verb (used with object)
verb (used without object)
Origin of obey
Examples from the Web for obey
Those advocating justice should first obey the rule of law themselves.
This argument is vital to a larger argument: Do we obey the rules set up to constrain government or not?
THE DISHONOR OF HONOR KILLINGS Imagine a young woman killed by her own relatives for failing to obey.
No soldier is obliged to obey a law contrary to the law of God.Why Pope Francis Wants to Declare Murdered Archbishop Romero a Saint|Christopher Dickey|August 24, 2014|DAILY BEAST
I continue to live here, work here, pay the taxes and obey the law.Men Without a Country: Mike Brown, Trayvon Martin, My Father and Me|Arthur Chu|August 12, 2014|DAILY BEAST
Poor Jonas was compelled to obey, and being placed on shore, the boat again pulled away.Ben Burton|W. H. G. Kingston
But when once your stage-manager is chosen, all the actors must make up their minds to obey him implicitly.The Peace Egg and Other tales|Juliana Horatia Ewing
We can drift like other animals, and often do; but we can also obey our own volition.Life and Matter|Oliver Lodge

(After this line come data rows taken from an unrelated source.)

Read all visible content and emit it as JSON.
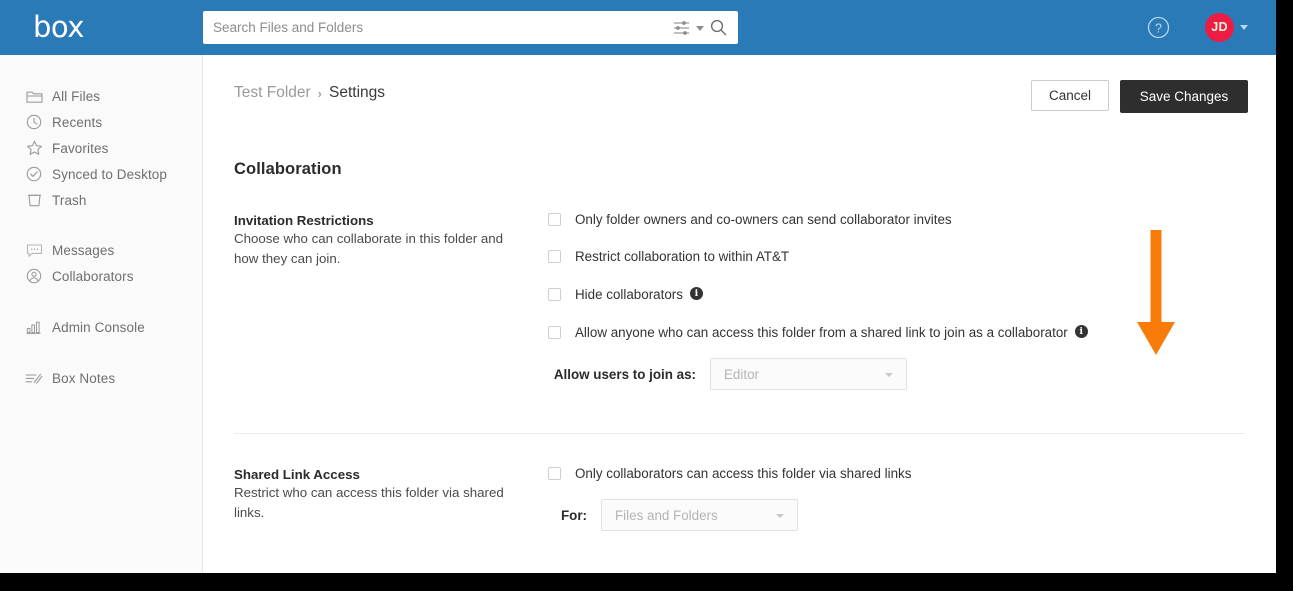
{
  "brand": {
    "logo_text": "box",
    "header_color": "#2a7ab8",
    "accent_color": "#ed1c42",
    "annotation_color": "#f97c0b"
  },
  "topbar": {
    "search": {
      "placeholder": "Search Files and Folders",
      "value": "",
      "filter_icon": "sliders-icon",
      "caret_icon": "chevron-down-icon",
      "search_icon": "search-icon"
    },
    "help_icon": "help-circle-icon",
    "avatar_initials": "JD",
    "avatar_caret_icon": "chevron-down-icon"
  },
  "sidebar": {
    "items": [
      {
        "label": "All Files",
        "icon": "folder-icon"
      },
      {
        "label": "Recents",
        "icon": "clock-icon"
      },
      {
        "label": "Favorites",
        "icon": "star-icon"
      },
      {
        "label": "Synced to Desktop",
        "icon": "check-circle-icon"
      },
      {
        "label": "Trash",
        "icon": "trash-icon"
      },
      {
        "label": "Messages",
        "icon": "message-bubble-icon"
      },
      {
        "label": "Collaborators",
        "icon": "user-circle-icon"
      },
      {
        "label": "Admin Console",
        "icon": "bar-chart-icon"
      },
      {
        "label": "Box Notes",
        "icon": "notes-pencil-icon"
      }
    ]
  },
  "main": {
    "breadcrumb": {
      "parent": "Test Folder",
      "separator": "›",
      "current": "Settings"
    },
    "actions": {
      "cancel_label": "Cancel",
      "save_label": "Save Changes"
    },
    "section_title": "Collaboration",
    "invitation": {
      "heading": "Invitation Restrictions",
      "description": "Choose who can collaborate in this folder and how they can join.",
      "options": [
        {
          "label": "Only folder owners and co-owners can send collaborator invites",
          "checked": false,
          "info": false
        },
        {
          "label": "Restrict collaboration to within AT&T",
          "checked": false,
          "info": false
        },
        {
          "label": "Hide collaborators",
          "checked": false,
          "info": true
        },
        {
          "label": "Allow anyone who can access this folder from a shared link to join as a collaborator",
          "checked": false,
          "info": true
        }
      ],
      "join_as": {
        "label": "Allow users to join as:",
        "value": "Editor",
        "disabled": true
      }
    },
    "shared_link": {
      "heading": "Shared Link Access",
      "description": "Restrict who can access this folder via shared links.",
      "options": [
        {
          "label": "Only collaborators can access this folder via shared links",
          "checked": false,
          "info": false
        }
      ],
      "for": {
        "label": "For:",
        "value": "Files and Folders",
        "disabled": true
      }
    }
  },
  "annotation": {
    "arrow_icon": "down-arrow-annotation"
  }
}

He could not but obey the summons of her distressed beauty, perfect knight of chivalry that he was.The King of Alsander|James Elroy Flecker
God has given human freedom to all men; He has told us what we should do, but He has left us free to obey or to disobey.With the Children on Sunday|Sylvanus Stall

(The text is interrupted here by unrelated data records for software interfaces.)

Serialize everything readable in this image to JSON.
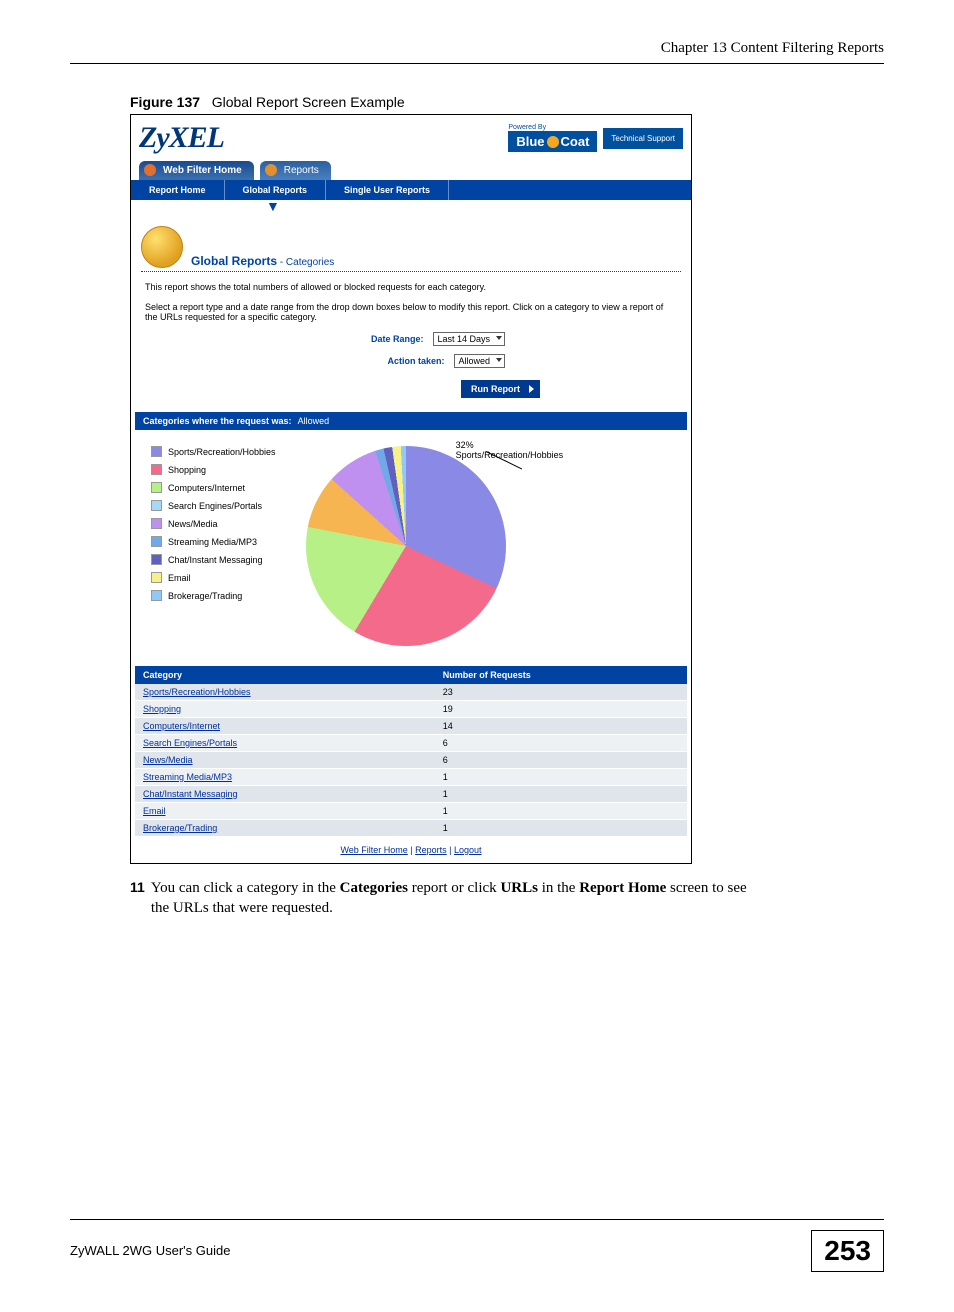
{
  "header": {
    "chapter": "Chapter 13 Content Filtering Reports"
  },
  "figure": {
    "label": "Figure 137",
    "title": "Global Report Screen Example"
  },
  "logo": {
    "text": "ZyXEL"
  },
  "powered_by": {
    "label": "Powered By",
    "brand_a": "Blue",
    "brand_b": "Coat",
    "tech_support": "Technical Support"
  },
  "tabs_primary": [
    {
      "label": "Web Filter Home",
      "active": true
    },
    {
      "label": "Reports",
      "active": false
    }
  ],
  "subnav": [
    {
      "label": "Report Home"
    },
    {
      "label": "Global Reports"
    },
    {
      "label": "Single User Reports"
    }
  ],
  "section": {
    "title": "Global Reports",
    "subtitle": "- Categories"
  },
  "description": {
    "line1": "This report shows the total numbers of allowed or blocked requests for each category.",
    "line2": "Select a report type and a date range from the drop down boxes below to modify this report. Click on a category to view a report of the URLs requested for a specific category."
  },
  "form": {
    "date_range_label": "Date Range:",
    "date_range_value": "Last 14 Days",
    "action_label": "Action taken:",
    "action_value": "Allowed",
    "run_button": "Run Report"
  },
  "cat_bar": {
    "label": "Categories where the request was:",
    "value": "Allowed"
  },
  "pie_caption": "32%  Sports/Recreation/Hobbies",
  "legend": [
    {
      "name": "Sports/Recreation/Hobbies",
      "color": "#8a8ae6"
    },
    {
      "name": "Shopping",
      "color": "#f46a8a"
    },
    {
      "name": "Computers/Internet",
      "color": "#b8f088"
    },
    {
      "name": "Search Engines/Portals",
      "color": "#a8d8f8"
    },
    {
      "name": "News/Media",
      "color": "#c090f0"
    },
    {
      "name": "Streaming Media/MP3",
      "color": "#70a8e8"
    },
    {
      "name": "Chat/Instant Messaging",
      "color": "#6060c0"
    },
    {
      "name": "Email",
      "color": "#f8f088"
    },
    {
      "name": "Brokerage/Trading",
      "color": "#90c8f8"
    }
  ],
  "table": {
    "headers": {
      "category": "Category",
      "requests": "Number of Requests"
    },
    "rows": [
      {
        "category": "Sports/Recreation/Hobbies",
        "requests": "23"
      },
      {
        "category": "Shopping",
        "requests": "19"
      },
      {
        "category": "Computers/Internet",
        "requests": "14"
      },
      {
        "category": "Search Engines/Portals",
        "requests": "6"
      },
      {
        "category": "News/Media",
        "requests": "6"
      },
      {
        "category": "Streaming Media/MP3",
        "requests": "1"
      },
      {
        "category": "Chat/Instant Messaging",
        "requests": "1"
      },
      {
        "category": "Email",
        "requests": "1"
      },
      {
        "category": "Brokerage/Trading",
        "requests": "1"
      }
    ]
  },
  "footer_links": {
    "a": "Web Filter Home",
    "sep1": " | ",
    "b": "Reports",
    "sep2": " | ",
    "c": "Logout"
  },
  "body_text": {
    "num": "11",
    "pre": "You can click a category in the ",
    "b1": "Categories",
    "mid1": " report or click ",
    "b2": "URLs",
    "mid2": " in the ",
    "b3": "Report Home",
    "post": " screen to see the URLs that were requested."
  },
  "page_footer": {
    "guide": "ZyWALL 2WG User's Guide",
    "page": "253"
  },
  "chart_data": {
    "type": "pie",
    "title": "Categories where the request was: Allowed",
    "series": [
      {
        "name": "Sports/Recreation/Hobbies",
        "value": 23,
        "percent": 32
      },
      {
        "name": "Shopping",
        "value": 19,
        "percent": 26
      },
      {
        "name": "Computers/Internet",
        "value": 14,
        "percent": 19
      },
      {
        "name": "Search Engines/Portals",
        "value": 6,
        "percent": 8
      },
      {
        "name": "News/Media",
        "value": 6,
        "percent": 8
      },
      {
        "name": "Streaming Media/MP3",
        "value": 1,
        "percent": 1
      },
      {
        "name": "Chat/Instant Messaging",
        "value": 1,
        "percent": 1
      },
      {
        "name": "Email",
        "value": 1,
        "percent": 1
      },
      {
        "name": "Brokerage/Trading",
        "value": 1,
        "percent": 1
      }
    ]
  }
}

Word Origin for obey
late 13c., from Old French obeir "obey, be obedient, do one's duty" (12c.), from Latin obedire, oboedire "obey, be subject, serve; pay attention to, give ear," literally "listen to," from ob "to" (see ob-) + audire "listen, hear" (see audience). Same sense development is in cognate Old English hiersumnian. Related: Obeyed; obeying.